“The grace of God is love freely shown towards guilty sinners, contrary to their merit and indeed in defiance of their demerit. It is God showing goodness to persons who deserve only severity, and had no reason to expect anything but severity.” (J. I. Packer, Knowing God, p. 120).

Quotes from the Reflection for Trinity Presbyterian Church of the Orthodox Presbyterian Church.

The Church: A Holy People in the Presence of a Holy God

“Those who are called to be partakers of God’s holi­ness must be holy them­selves; this is the recurring theme of the Pentateuchal law of holiness, echoed again in the New Testa­ment: ‘Ye shall therefore be holy, for I am holy’ (Lev. 11:45, etc.; cf. 1 Pet. 1: 15.). To see the Lord is the highest and most glori­ous blessing that morals can enjoy, but the beatific vision is reserved for those who are holy in heart and life.” (F. F. Bruce, The Epistle to the Hebrews, NICNT, pp. 364-365).

“To praise His name in­volves more than the mere repetition of the word qa­dosh [holy-jwm]. It includes deep meditation upon God and His attributes and the living of a life of humility in accordance with the pre­cepts laid down in His Word. It is, in other words, the life of faith in Jesus Christ, lived for the glory of God.” (Ed­ward J. Young, The Book of Isaiah, Vol. 1, p. 243).

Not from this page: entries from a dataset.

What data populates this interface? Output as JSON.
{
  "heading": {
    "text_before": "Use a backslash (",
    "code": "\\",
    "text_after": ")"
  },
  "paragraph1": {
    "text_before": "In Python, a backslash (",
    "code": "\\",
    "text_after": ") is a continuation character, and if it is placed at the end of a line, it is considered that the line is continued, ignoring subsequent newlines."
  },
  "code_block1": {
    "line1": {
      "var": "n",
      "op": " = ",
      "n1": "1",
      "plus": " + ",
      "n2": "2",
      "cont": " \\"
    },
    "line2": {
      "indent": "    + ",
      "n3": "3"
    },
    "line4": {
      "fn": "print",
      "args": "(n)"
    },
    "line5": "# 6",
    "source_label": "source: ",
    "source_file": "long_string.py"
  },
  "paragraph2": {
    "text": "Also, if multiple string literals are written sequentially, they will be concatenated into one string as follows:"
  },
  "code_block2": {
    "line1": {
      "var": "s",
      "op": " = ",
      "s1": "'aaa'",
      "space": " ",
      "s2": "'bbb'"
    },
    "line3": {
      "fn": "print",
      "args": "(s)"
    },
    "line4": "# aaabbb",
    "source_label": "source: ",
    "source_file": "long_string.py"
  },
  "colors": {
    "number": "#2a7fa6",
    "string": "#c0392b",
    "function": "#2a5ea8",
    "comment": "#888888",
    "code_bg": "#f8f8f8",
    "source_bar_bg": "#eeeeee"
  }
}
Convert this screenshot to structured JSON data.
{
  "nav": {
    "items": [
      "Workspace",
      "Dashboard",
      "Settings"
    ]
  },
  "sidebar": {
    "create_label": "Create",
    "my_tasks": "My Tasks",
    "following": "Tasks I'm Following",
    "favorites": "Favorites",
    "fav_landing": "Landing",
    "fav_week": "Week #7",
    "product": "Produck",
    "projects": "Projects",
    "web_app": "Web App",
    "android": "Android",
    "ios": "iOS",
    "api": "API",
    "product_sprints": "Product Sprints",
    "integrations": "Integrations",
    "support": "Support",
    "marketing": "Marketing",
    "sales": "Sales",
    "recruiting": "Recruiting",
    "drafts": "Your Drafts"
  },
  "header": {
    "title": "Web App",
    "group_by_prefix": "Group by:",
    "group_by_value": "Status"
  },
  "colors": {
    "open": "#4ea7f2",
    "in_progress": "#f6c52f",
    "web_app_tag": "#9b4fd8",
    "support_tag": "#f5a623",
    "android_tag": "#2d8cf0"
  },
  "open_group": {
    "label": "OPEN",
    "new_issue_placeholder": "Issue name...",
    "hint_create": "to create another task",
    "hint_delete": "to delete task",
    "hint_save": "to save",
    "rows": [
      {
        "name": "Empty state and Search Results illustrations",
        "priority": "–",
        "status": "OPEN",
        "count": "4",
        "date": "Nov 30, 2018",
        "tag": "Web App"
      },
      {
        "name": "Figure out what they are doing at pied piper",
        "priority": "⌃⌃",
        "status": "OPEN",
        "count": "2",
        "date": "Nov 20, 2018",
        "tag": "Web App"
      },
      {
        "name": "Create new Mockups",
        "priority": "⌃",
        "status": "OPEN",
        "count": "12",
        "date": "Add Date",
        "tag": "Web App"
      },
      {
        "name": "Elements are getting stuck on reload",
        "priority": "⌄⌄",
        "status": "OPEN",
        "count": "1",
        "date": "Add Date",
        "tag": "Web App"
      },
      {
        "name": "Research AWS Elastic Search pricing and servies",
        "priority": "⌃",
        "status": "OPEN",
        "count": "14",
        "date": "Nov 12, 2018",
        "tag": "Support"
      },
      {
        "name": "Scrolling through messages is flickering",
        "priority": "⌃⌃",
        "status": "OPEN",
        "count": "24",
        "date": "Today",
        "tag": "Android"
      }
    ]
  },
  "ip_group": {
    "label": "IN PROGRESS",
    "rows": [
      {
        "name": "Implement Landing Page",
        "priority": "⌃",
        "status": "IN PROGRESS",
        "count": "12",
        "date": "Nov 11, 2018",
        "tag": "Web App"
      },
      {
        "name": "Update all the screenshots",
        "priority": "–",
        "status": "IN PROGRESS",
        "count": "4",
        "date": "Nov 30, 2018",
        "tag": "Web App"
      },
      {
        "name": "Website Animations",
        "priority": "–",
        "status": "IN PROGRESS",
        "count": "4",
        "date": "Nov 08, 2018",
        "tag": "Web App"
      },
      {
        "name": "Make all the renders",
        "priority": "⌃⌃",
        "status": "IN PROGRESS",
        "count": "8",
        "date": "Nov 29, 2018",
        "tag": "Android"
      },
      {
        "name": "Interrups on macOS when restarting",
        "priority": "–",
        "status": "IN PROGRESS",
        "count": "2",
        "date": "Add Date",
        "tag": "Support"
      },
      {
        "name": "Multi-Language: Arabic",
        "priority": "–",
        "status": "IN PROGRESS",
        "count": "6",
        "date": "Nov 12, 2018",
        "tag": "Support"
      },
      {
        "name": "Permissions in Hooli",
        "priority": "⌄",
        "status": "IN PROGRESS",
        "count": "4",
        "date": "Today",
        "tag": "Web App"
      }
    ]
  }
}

“Sanctification has es­pecial regard to God. Even though the whole world blazes with war, we must not let go of sanctification because it is the chain which binds us in union with God. . . . No one can see God without sancti­fication since we shall only see God with eyes that have been re­newed according to his image.” (John Calvin, Com­mentary on Hebrews, at 12:14).

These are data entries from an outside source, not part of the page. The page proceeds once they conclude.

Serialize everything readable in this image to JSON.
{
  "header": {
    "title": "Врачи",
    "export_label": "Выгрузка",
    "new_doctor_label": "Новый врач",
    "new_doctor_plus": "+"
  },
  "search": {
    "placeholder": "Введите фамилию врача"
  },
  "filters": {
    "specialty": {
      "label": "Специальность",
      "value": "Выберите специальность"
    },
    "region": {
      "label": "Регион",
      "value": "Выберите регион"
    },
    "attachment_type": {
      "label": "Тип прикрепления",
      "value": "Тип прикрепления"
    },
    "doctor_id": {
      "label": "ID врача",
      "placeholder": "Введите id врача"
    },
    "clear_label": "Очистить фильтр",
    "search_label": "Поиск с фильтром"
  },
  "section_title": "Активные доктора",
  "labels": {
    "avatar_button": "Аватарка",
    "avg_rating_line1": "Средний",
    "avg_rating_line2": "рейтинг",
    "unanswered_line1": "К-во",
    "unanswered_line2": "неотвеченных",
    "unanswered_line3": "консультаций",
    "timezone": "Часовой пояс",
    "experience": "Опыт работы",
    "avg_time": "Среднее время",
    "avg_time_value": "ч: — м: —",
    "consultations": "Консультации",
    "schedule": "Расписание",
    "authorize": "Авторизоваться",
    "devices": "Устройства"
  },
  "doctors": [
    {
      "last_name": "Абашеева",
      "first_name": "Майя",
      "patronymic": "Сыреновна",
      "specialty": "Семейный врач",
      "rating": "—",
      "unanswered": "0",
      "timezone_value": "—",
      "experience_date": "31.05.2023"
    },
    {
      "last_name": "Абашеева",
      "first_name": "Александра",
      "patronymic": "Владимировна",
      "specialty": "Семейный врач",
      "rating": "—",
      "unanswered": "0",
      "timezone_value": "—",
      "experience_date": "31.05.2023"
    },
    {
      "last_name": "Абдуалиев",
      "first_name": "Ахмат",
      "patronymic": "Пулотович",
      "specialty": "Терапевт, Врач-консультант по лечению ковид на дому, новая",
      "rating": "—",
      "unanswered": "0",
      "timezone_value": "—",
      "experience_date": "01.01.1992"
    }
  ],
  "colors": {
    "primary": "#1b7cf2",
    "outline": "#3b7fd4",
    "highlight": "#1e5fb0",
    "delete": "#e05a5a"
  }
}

Quotes from the Reflection for Trinity Presbyterian Church of the Orthodox Presbyterian Church.